I don’t have any 3D software. Blender feels like it needs a better brain than the one I own to use it properly, and I cannot justify $$$$ sums for modelling software if I don’t earn a living using it, so I ended up with Tinkercad.
Tinkercad is surprisingly awesome. The limited toolbox, missing features and occasional strange limitations require you to think around a problem that you’d expect to be a simple task in a full blown package, but you can’t complain about free software, so think around the problem is what I did.

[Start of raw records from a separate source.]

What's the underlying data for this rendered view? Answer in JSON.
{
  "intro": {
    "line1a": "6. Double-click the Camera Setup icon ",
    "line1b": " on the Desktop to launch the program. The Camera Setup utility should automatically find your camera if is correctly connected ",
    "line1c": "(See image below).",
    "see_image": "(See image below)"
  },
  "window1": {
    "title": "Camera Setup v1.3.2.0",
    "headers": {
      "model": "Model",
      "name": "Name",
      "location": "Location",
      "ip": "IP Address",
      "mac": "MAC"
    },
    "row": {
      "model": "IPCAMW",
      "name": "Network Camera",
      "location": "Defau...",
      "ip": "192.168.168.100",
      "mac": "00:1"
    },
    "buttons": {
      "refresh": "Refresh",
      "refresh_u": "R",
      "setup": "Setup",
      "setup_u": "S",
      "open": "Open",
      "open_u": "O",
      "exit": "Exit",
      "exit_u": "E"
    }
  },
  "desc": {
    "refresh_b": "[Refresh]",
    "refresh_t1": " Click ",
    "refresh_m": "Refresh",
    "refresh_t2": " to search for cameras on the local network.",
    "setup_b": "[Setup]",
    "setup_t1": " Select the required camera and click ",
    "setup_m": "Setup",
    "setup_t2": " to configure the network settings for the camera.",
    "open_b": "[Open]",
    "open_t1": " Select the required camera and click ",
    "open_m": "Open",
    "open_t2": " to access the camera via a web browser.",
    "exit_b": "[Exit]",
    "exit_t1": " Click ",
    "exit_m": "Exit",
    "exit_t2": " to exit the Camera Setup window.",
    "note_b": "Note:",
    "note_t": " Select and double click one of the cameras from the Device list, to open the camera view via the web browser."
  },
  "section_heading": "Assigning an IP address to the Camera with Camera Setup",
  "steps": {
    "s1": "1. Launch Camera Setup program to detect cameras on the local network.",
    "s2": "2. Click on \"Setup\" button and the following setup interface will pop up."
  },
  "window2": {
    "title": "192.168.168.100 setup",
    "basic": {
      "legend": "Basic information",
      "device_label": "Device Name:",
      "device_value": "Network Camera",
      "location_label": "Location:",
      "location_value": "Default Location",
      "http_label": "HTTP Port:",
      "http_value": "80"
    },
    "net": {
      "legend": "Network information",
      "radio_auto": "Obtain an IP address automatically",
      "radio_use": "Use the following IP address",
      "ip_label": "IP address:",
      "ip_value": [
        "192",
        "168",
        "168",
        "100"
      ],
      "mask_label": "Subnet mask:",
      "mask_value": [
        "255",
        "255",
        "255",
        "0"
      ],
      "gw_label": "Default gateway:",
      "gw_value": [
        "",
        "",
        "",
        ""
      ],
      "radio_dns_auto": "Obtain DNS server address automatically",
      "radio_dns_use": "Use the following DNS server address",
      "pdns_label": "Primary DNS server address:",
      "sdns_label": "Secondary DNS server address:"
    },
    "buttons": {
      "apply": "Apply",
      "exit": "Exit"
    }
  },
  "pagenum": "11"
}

For myself, I wanted a 1050, so that was the first one. I started with a model 1050 I found on Thingyverse but I fought with it from the start. It was hollow; I wanted solid. It didn’t have the right gap at the front so I tried to fill in a couple of vents to correct it, which left marks. It all got very messy, so I just gave up on that and designed my own from scratch.
I saw a modified 1010 cassette unit on Facebook and thought it looked really good and it was really only a truncated 1050, so I did that as well. When I started showing my progress on AtariAge and Facebook, people started requesting other designs and the most popular ideas were the 810 and XF551, so I added those as well.
The 810 was the hardest design to do; there are a lot of curves in interesting directions that merge with other curves in other interesting directions, all a bit of a nightmare to do in Tinkercad. Workplanes made it possible to do most of the weird angles but I really struggled with some of the corners.
The XF-551 was the easiest one to do and it only requires one colour so that’s a bonus, but it was too thin. By the time I had sized up the case to be thick enough it was enormous, so I added a plinth to the bottom of the case. The plinth increases the height a bit without increasing the other dimensions so I don’t have to scale too far to get it all to fit. It still looks right, even though strictly speaking, it isn’t.
The next problem was the PLA colours; it turns out to be really hard to get colors close to the real ones. Here are the final models in the closest colours I could find. Many brave printouts were discarded to bring you these images.
How do I get one
Each one of these cases took about $5 of PLA and 10 hours of print time so I only produced a limited number of these cases. All of them have now been sold. As a thank you for supporting the original artist, cases ordered from me have a signed, numbered back panel.
If you do have a 3D printer and would like to print your own, the STL files can be downloaded from here.